Although the two excerpts of discussions between Deleuze, Guattari, Foucault, and Fourquet on “Equipments of Power” and the city have been translated in Foucault Live (Semiotext(e) 1996) there still seems to be some misunderstanding. First, as Stuart Elden has noted, they are published in reverse order from how they appear in the second volume of Dits et écrits. In the Semiotext(e) volume, they appear thus, without any context — context which I am adding in brackets:
1.Establishing “Logical Categories” (105-108). [Text 130 in Dits et écrits, pages 183-6 in Recherches 13, from a discussion in September 1972]
2. Is the City a Productive or Anti-productive Force? (108-112). [Text 129 in Dits et écrits, page 27-31 in Recherches 13, from a discussion in May 1972]
But perhaps even more interesting, these discussions are both responses to an essay by Fourquet and Lion Murard entitled “La Ville-Ordinateur” (The Computer-City) that opens the issue and which can be found here in French (perhaps in a somewhat revised form? I’m not sure yet). If this has been translated into English, I have not been able to find it. If this is the case, then I think I will do one (NB: I have completed a rough draft of the translation of Macherey’s “Foucault avec Deleuze” that I mentioned months ago, but still need to proofread and clean it up).

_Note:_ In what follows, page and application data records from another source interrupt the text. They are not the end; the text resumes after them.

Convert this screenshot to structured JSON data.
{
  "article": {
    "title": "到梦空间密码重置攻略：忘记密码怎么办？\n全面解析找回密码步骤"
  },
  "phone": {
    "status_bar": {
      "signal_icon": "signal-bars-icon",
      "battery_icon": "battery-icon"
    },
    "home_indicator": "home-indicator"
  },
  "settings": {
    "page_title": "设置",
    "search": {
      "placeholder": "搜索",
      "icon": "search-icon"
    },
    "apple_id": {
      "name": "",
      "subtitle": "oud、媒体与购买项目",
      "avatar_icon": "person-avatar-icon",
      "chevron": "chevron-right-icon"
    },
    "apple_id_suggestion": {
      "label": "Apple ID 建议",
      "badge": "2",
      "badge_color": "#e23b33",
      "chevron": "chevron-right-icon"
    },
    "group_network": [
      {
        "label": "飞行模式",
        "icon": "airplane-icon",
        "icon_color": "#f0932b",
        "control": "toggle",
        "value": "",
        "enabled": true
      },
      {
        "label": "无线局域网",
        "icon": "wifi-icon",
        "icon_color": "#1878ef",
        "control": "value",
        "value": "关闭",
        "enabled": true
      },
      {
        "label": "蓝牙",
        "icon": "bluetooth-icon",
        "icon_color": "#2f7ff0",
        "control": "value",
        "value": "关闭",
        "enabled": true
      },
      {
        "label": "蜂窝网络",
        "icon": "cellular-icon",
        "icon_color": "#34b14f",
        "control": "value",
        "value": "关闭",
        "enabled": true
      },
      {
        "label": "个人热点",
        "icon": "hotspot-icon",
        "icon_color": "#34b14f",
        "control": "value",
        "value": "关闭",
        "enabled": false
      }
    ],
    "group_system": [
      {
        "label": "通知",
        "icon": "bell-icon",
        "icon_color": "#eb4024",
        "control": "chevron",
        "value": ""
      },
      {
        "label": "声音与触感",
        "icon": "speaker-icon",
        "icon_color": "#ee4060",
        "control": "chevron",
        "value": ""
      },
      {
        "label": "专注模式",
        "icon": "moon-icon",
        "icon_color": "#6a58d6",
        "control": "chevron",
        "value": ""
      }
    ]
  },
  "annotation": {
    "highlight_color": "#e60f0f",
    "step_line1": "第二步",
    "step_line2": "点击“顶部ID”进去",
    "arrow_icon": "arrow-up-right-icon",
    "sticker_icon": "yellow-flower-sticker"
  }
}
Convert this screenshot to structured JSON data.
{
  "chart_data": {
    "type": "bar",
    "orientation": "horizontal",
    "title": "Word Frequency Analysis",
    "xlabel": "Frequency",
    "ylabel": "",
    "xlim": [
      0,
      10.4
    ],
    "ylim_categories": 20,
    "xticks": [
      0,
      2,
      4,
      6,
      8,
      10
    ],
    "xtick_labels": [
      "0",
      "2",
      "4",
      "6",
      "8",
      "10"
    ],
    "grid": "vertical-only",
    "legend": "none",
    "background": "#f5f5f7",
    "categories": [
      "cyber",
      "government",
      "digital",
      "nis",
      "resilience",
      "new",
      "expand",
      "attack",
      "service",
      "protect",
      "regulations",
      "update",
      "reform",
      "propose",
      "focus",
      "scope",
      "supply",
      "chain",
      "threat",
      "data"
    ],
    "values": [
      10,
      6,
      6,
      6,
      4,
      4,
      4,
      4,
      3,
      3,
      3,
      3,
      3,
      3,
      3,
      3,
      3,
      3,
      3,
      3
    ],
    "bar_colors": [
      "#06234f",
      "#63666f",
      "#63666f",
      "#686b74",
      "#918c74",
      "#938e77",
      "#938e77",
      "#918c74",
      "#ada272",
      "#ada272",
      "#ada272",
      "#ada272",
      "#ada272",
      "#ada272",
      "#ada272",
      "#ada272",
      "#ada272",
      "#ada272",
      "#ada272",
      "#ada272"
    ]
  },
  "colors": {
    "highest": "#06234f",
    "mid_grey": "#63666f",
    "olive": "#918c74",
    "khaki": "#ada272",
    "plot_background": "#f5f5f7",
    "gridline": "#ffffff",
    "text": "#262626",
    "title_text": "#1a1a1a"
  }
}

In his biography of Deleuze and Guattari, François Dosse (2010, 271) also weighs in on the importance of this issue of Recherches:
“The most important issue of the CERFI magazine, Recherches (Research), was the issue introducing a series on public works. It exemplified the claim the group was making for the social sciences.”
Finally, I wanted to share Fourquet’s publication list, because there seems to be a lot there for anyone interested in Deleuze and (to a greater degree) Guattari and the urban. I am obviously becoming very interested in translating, so if anyone out there would like to work together on some of this, please let me know.
 Primarily for me, but it seems like Simone Brott reads the English translation without grasping the order of events or the initial essay by Fourquet and Murard).